▽
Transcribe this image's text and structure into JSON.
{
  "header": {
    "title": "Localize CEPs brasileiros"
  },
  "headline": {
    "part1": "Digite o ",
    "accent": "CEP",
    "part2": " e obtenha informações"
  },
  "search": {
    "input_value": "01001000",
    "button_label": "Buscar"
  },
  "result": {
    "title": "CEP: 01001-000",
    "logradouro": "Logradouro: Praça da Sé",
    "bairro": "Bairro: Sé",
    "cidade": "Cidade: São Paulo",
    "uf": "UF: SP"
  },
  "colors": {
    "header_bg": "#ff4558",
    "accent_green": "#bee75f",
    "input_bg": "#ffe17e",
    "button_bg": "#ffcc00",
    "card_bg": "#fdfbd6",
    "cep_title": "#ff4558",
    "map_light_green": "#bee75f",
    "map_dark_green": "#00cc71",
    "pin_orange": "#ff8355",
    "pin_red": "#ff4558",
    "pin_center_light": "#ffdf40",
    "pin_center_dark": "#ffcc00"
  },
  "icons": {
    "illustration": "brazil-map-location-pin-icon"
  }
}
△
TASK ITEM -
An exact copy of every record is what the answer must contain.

FINAL ANSWER -
Transcribe this image's text and structure into JSON.
{
  "header": {
    "title": "Localize CEPs brasileiros"
  },
  "headline": {
    "part1": "Digite o ",
    "accent": "CEP",
    "part2": " e obtenha informações"
  },
  "search": {
    "input_value": "01001000",
    "button_label": "Buscar"
  },
  "result": {
    "title": "CEP: 01001-000",
    "logradouro": "Logradouro: Praça da Sé",
    "bairro": "Bairro: Sé",
    "cidade": "Cidade: São Paulo",
    "uf": "UF: SP"
  },
  "colors": {
    "header_bg": "#ff4558",
    "accent_green": "#bee75f",
    "input_bg": "#ffe17e",
    "button_bg": "#ffcc00",
    "card_bg": "#fdfbd6",
    "cep_title": "#ff4558",
    "map_light_green": "#bee75f",
    "map_dark_green": "#00cc71",
    "pin_orange": "#ff8355",
    "pin_red": "#ff4558",
    "pin_center_light": "#ffdf40",
    "pin_center_dark": "#ffcc00"
  },
  "icons": {
    "illustration": "brazil-map-location-pin-icon"
  }
}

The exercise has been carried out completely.